Time to clean up on here, fix some outdated links and generally start posting more again. And since I’m long overdue for a Yorkism, what about “redd up”? Redd up: To fix, clean, tidy, neaten, straighten, rearrange, spruce up, etc. At a recent supper at my church, where we use

Next in an ongoing series on York County-isms Whatever you think you knew about the uses of “leave” and “let,” throw it away! One Yorkism that I haven’t been able to think of an explanation for is the reversal of “leave” and “let” in many sentences. Ex.: “Let that alone”

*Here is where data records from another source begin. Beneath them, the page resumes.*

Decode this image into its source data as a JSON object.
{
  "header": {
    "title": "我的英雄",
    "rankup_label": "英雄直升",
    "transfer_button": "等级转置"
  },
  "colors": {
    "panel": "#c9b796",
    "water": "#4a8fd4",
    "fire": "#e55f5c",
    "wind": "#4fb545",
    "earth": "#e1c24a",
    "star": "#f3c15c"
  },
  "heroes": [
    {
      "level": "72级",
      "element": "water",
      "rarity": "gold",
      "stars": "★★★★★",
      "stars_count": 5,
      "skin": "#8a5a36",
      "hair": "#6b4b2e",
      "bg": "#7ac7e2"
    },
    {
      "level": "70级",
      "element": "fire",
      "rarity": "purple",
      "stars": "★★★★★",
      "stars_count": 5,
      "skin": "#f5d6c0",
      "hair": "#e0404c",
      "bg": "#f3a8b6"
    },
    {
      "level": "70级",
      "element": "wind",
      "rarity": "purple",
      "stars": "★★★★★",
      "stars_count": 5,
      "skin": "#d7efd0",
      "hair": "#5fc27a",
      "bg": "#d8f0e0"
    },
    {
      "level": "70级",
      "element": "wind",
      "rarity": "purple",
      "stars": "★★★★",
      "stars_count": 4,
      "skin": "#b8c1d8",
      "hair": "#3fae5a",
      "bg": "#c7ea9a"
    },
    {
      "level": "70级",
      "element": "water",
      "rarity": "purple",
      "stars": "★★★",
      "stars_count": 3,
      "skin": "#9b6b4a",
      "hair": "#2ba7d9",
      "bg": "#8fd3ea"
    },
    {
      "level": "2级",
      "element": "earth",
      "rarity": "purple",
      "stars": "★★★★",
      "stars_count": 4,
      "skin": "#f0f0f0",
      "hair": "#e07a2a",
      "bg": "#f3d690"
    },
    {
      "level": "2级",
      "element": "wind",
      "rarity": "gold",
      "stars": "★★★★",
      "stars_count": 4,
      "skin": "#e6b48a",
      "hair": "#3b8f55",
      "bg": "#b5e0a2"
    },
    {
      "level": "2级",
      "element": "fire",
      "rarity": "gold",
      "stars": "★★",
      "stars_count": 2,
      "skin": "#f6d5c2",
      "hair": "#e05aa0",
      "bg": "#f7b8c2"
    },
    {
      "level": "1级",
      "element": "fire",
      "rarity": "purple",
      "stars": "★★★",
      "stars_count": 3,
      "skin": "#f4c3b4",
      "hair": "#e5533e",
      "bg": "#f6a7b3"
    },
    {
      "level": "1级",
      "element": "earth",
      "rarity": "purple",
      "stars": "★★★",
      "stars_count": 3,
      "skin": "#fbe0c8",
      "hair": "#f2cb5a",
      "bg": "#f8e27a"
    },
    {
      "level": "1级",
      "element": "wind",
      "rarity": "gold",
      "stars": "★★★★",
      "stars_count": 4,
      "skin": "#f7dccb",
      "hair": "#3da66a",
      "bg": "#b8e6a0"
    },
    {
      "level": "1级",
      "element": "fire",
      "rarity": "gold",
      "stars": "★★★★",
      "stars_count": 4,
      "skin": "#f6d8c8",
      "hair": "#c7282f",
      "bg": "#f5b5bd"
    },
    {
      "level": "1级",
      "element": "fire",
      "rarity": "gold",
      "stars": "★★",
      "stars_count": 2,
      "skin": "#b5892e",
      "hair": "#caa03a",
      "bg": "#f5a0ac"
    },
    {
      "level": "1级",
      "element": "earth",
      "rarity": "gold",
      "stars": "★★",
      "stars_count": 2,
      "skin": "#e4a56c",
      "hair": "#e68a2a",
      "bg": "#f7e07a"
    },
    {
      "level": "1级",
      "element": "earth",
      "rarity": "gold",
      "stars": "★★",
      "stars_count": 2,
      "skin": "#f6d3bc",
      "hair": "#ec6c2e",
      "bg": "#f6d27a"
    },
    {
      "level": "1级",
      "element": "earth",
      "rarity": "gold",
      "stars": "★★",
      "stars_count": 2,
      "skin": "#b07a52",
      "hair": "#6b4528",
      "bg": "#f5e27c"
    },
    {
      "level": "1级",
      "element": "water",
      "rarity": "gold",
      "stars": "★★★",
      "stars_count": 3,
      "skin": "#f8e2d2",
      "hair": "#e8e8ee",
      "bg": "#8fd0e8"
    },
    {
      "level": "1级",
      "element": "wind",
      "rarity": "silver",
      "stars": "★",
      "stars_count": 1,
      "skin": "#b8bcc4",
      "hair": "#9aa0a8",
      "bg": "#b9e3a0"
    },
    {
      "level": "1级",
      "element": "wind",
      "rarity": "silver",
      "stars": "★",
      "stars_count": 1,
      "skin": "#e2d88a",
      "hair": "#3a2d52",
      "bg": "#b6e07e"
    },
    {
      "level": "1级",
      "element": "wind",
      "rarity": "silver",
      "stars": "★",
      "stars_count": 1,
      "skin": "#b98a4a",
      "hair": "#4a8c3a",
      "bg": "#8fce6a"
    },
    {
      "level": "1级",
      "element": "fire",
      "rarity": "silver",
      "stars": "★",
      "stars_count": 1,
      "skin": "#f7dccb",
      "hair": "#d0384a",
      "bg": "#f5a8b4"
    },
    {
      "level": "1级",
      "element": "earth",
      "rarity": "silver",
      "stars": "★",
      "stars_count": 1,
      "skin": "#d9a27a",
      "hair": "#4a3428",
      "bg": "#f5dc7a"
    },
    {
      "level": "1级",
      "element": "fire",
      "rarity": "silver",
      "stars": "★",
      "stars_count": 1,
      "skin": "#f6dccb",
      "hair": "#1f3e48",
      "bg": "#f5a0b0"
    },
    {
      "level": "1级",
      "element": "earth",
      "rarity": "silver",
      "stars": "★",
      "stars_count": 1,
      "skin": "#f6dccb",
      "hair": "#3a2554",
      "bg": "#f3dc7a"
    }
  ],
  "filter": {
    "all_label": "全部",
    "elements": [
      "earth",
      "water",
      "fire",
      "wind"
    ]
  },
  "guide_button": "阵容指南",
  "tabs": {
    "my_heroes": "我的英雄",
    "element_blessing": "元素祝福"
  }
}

Next in an ongoing series on York County-isms Quick: Ex. “Do you want to run to the store quick?” or “Let the dog out quick before we go.” This is very similar to awhile, in the you drop it on the end of sentences to signify someone should get on

What about butter bread? And dippy eggs? And sock feet? These Yorkisms seem to stem from yet another chance to drop a word or a syllable. Not “feet with socks” or “bread with butter” for us. No, why not just reverse it and save? “Dippy eggs” would be slightly different,

I got a lot of responses on my “awhile” post, with enough other Yorkisms suggested to keep me posting for a long time. Thanks to everyone who wrote and posted comments! One that drew a few comments was It’s all. Most people said this is also a Lancaster County thing;

I’ve had this weird thing going on in my left eye for about a week now. It’s not pinkeye or a sty (the doctor says), so my mother has decided I have “a cold in my eye.” Our vet uses that phrase about my cats occasionally, and I don’t know

Next in an ongoing series on York County-isms Awhile: Ex. “I’m going to the store awhile.” or “Dinner’s almost ready; wash your hands awhile.” Literal translation: The closest I can come is “in the meantime,” or until something else is done. It does not mean “for a while.” When you’re

First in an ongoing series of York County-isms Whatfer: Ex. “Whatfer vegetables we having with dinner tonight, Mom?” or “Whatfer shoes you wearing?” Literal translation: The closest I can come is “What are you wearing for shoes” but even that doesn’t make a ton of sense. “Which” could serve the